* _Work instructions_
Report every line of the records beneath this task that holds the string "Guest".

[Input records — start]

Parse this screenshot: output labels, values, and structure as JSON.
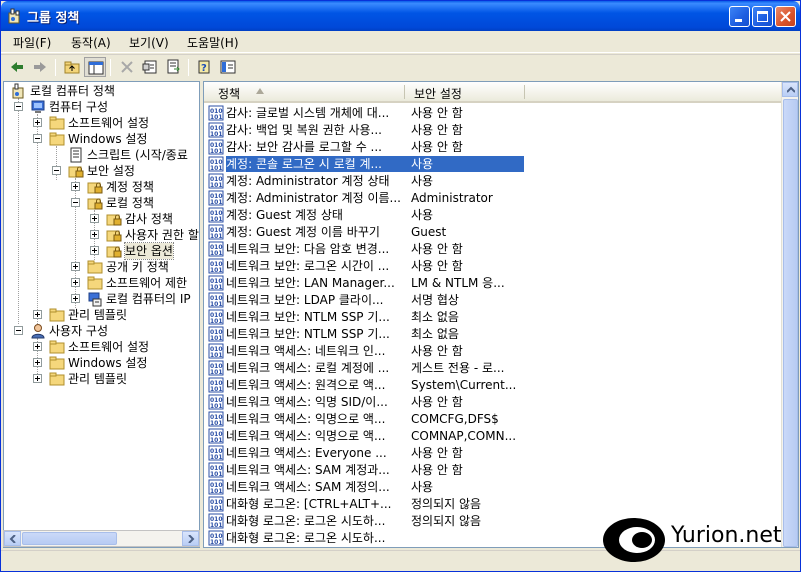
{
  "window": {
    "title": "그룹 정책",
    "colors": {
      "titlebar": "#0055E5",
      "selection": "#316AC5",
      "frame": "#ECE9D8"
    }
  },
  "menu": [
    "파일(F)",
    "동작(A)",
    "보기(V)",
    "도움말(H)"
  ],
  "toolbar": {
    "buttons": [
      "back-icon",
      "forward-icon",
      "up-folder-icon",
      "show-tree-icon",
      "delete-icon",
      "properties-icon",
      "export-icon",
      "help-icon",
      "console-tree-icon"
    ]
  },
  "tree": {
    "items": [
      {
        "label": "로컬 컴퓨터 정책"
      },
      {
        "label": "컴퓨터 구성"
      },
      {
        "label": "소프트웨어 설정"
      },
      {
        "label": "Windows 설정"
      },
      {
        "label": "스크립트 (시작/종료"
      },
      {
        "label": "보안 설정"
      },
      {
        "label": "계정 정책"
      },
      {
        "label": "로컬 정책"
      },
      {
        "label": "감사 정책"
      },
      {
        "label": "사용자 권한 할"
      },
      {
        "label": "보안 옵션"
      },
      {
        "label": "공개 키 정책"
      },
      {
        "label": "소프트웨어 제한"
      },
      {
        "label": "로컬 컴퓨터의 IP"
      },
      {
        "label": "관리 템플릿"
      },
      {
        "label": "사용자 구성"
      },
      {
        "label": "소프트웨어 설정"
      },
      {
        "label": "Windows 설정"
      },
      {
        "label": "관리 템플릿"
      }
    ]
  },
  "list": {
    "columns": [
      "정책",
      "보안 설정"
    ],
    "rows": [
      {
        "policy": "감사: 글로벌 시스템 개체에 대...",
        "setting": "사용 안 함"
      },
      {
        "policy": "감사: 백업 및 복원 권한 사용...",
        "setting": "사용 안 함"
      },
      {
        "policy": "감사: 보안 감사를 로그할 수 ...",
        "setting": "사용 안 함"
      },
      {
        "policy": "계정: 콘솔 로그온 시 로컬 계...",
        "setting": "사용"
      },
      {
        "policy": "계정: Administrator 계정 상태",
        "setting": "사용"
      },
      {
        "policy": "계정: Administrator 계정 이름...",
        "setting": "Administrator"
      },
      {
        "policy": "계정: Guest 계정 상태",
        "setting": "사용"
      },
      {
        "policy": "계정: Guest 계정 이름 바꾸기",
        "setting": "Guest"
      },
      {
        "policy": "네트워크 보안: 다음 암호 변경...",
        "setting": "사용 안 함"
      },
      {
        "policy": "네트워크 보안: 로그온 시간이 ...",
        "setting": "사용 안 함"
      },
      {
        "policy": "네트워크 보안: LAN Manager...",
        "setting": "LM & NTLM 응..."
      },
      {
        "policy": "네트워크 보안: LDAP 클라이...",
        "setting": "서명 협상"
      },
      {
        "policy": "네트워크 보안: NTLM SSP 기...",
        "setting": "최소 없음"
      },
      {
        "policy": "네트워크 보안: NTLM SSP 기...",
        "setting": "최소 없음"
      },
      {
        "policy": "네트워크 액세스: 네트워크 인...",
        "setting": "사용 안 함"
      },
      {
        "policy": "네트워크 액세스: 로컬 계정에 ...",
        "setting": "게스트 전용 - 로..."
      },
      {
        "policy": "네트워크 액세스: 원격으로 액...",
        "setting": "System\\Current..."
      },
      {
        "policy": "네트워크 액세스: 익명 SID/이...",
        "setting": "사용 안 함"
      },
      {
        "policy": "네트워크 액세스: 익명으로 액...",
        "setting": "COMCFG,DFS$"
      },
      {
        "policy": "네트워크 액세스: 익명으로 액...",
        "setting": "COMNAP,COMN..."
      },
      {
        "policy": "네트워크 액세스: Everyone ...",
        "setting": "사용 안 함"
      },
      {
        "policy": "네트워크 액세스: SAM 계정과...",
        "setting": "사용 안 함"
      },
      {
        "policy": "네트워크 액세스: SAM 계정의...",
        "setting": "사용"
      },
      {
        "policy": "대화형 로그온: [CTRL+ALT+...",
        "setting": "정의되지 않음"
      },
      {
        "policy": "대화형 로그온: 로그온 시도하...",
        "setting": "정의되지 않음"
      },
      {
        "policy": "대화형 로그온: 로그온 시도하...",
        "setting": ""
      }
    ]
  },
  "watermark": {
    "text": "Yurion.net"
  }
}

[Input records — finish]
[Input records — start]

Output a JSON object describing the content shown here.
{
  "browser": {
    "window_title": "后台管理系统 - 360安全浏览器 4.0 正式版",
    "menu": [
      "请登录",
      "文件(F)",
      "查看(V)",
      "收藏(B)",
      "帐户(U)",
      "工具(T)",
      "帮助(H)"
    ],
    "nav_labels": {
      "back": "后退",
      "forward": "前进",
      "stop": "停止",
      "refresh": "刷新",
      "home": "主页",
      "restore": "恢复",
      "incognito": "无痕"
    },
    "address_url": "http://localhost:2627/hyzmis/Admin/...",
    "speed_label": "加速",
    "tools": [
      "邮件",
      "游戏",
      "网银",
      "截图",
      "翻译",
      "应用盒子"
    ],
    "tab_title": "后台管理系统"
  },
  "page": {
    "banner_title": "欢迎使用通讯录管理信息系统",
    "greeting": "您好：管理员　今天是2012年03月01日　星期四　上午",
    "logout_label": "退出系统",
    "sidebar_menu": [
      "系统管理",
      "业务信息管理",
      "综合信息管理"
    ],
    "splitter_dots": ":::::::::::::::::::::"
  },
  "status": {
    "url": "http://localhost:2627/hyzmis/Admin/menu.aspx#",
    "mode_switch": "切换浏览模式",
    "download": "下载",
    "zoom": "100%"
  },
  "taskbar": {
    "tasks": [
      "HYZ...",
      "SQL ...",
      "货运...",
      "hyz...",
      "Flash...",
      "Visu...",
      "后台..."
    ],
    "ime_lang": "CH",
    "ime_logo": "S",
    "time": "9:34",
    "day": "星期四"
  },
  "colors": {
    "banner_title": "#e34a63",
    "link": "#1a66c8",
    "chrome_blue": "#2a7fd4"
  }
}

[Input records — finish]

* _Result of the exercise_
        "policy": "계정: Guest 계정 상태",
        "policy": "계정: Guest 계정 이름 바꾸기",
        "setting": "Guest"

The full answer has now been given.